JAMA Commentaries Discuss Health Care Reform; Report Links Health, Education Levels
- "Incremental Health Care Reform," Journal of the American Medical Association: In the commentary, Troyen Brennan, a physician with CVS Caremark, and Michelle Mello of the Department of Health Policy and Management at the Harvard School of Public Health discuss the Massachusetts Health Insurance Connector and say that "a lower-price Medicare would fit into a connector concept based on specific segments of the insurance market." Such proposals "suggest an incremental approach to reform that does not abandon market competition, and hence may be more politically viable that fundamental reform has been in the past," they write. According to the authors, "The key issue will be whether legislators believe that the government/private plan competition can be fair, with government as regulator and competitor" (Brennan/Mello, JAMA, 5/6).
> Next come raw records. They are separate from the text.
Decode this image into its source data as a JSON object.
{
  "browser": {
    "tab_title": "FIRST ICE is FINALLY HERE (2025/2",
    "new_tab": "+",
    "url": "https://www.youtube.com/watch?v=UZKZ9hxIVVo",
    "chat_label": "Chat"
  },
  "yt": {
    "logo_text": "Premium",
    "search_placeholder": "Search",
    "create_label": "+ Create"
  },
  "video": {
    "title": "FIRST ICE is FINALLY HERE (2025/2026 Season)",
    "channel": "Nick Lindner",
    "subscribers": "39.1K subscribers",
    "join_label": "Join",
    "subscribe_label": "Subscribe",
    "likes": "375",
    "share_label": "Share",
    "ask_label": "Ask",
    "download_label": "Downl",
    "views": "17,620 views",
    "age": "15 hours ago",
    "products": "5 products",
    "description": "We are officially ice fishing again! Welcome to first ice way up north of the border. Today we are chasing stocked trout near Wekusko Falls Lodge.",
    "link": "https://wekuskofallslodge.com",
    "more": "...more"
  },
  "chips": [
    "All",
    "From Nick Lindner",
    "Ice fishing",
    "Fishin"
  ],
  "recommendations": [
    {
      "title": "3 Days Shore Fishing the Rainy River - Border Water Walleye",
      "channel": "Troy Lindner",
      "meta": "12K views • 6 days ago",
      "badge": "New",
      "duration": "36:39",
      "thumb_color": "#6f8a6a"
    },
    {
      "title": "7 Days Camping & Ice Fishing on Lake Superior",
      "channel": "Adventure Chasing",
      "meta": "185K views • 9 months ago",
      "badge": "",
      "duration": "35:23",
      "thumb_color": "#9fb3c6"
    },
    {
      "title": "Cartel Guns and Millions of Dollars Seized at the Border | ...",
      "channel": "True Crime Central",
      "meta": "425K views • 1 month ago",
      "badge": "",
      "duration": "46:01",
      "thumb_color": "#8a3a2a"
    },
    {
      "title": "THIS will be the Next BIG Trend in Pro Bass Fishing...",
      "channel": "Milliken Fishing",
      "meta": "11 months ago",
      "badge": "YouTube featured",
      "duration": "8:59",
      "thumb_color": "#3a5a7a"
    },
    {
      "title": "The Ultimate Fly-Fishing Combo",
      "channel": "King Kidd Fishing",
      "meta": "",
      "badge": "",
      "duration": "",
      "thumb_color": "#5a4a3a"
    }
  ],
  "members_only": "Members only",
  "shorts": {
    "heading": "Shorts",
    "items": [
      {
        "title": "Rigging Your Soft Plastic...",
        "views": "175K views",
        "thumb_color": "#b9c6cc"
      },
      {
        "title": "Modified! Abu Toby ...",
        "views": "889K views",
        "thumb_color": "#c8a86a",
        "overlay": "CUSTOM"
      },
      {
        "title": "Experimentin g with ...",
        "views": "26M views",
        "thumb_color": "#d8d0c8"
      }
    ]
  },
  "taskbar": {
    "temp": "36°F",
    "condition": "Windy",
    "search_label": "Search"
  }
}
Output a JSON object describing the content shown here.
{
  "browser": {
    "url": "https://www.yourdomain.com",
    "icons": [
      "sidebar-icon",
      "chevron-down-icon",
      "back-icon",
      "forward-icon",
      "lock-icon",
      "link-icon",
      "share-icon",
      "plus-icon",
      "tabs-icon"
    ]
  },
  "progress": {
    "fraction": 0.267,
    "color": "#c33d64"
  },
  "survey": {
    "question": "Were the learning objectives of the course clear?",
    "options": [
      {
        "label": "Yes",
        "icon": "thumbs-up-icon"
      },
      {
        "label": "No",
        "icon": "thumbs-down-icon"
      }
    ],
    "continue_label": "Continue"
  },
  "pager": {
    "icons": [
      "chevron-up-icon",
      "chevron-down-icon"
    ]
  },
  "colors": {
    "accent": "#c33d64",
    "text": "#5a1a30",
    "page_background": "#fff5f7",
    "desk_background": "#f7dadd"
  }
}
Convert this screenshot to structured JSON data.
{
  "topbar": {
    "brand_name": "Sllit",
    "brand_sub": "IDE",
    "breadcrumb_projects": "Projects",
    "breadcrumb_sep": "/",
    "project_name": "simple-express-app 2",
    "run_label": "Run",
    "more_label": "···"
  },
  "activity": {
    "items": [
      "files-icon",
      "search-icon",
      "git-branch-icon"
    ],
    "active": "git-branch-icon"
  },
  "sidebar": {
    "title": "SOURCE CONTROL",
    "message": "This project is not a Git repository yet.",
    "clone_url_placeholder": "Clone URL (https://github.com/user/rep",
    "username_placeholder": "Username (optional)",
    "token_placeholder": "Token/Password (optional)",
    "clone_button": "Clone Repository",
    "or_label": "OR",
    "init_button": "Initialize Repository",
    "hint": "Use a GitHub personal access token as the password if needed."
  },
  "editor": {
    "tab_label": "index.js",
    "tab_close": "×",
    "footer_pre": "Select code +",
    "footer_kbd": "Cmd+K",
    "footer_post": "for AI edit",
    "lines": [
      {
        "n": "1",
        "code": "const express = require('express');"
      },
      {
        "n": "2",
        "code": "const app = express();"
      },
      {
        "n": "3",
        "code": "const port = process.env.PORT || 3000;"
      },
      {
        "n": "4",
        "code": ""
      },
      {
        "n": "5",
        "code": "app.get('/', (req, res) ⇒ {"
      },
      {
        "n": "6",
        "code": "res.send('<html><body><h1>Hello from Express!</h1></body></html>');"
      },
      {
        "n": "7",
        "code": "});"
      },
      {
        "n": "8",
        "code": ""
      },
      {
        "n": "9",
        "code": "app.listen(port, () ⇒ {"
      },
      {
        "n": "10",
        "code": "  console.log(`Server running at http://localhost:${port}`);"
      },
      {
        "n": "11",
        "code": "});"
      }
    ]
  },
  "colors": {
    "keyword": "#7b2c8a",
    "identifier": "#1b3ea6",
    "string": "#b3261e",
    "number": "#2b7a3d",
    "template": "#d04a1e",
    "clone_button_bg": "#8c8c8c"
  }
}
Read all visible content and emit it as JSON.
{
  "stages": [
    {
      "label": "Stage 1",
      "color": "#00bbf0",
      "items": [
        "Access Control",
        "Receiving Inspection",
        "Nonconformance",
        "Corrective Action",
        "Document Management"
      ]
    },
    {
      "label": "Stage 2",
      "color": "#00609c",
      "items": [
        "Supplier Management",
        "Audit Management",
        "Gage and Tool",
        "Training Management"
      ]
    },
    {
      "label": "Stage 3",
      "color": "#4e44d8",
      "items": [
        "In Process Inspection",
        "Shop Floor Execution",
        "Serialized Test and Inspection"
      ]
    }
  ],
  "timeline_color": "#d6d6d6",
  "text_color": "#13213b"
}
- "Health Care Reform: Beyond Ideology," JAMA: In the commentary, David Orentlicher of the Center for Law and Health at the Indiana University School of Law, highlights three "basic components" that a successful government health plan should include to achieve universal coverage for all residents: the plan should offer coverage that is funded by payroll taxes; the plan should be run by the federal government, instead of state governments; and the plan should provide all residents with "coverage in the same way" regardless of social or health status (Orentlicher, JAMA, 5/6).
- "Employment and U.S. Health Care Reform: Saving Jobs While Cutting Costs," JAMA: In the commentary, Samuel Sessions of LA BioMed at Harbor-UCLA Medical Center in California, and Allan Detsky of the Departments of Health Policy Management and Evaluation and Medicine at the University of Toronto write, "One central goal of health care reform is to reduce U.S. health care costs or more realistically slow their increase," but it "will not be politically possible to proceed down a path of cost reduction without giving due consideration to the overall employment strategy for the United States." They conclude, "Now more than ever the potential for health care cost savings to lead to job loss and reduced incomes must also be recognized as a legitimate policy problem to be addressed and not simple a political one to be 'overcome' to achieve reform" (Sessions/Detsky, JAMA, 5/6).
- "Reaching America's Health Potential: A State-by-State Look at Adult Health," Robert Wood Johnson Foundation Commission To Build a Healthier America: The report by researchers from RWJF and several U.S. academic institutions ranks all 50 states and Washington, D.C., on the differences in the health of adults based on their education status. The report shows how adults' health can improve if the social factors that affect health are addressed by narrowing education gaps (RWJF release, 5/5).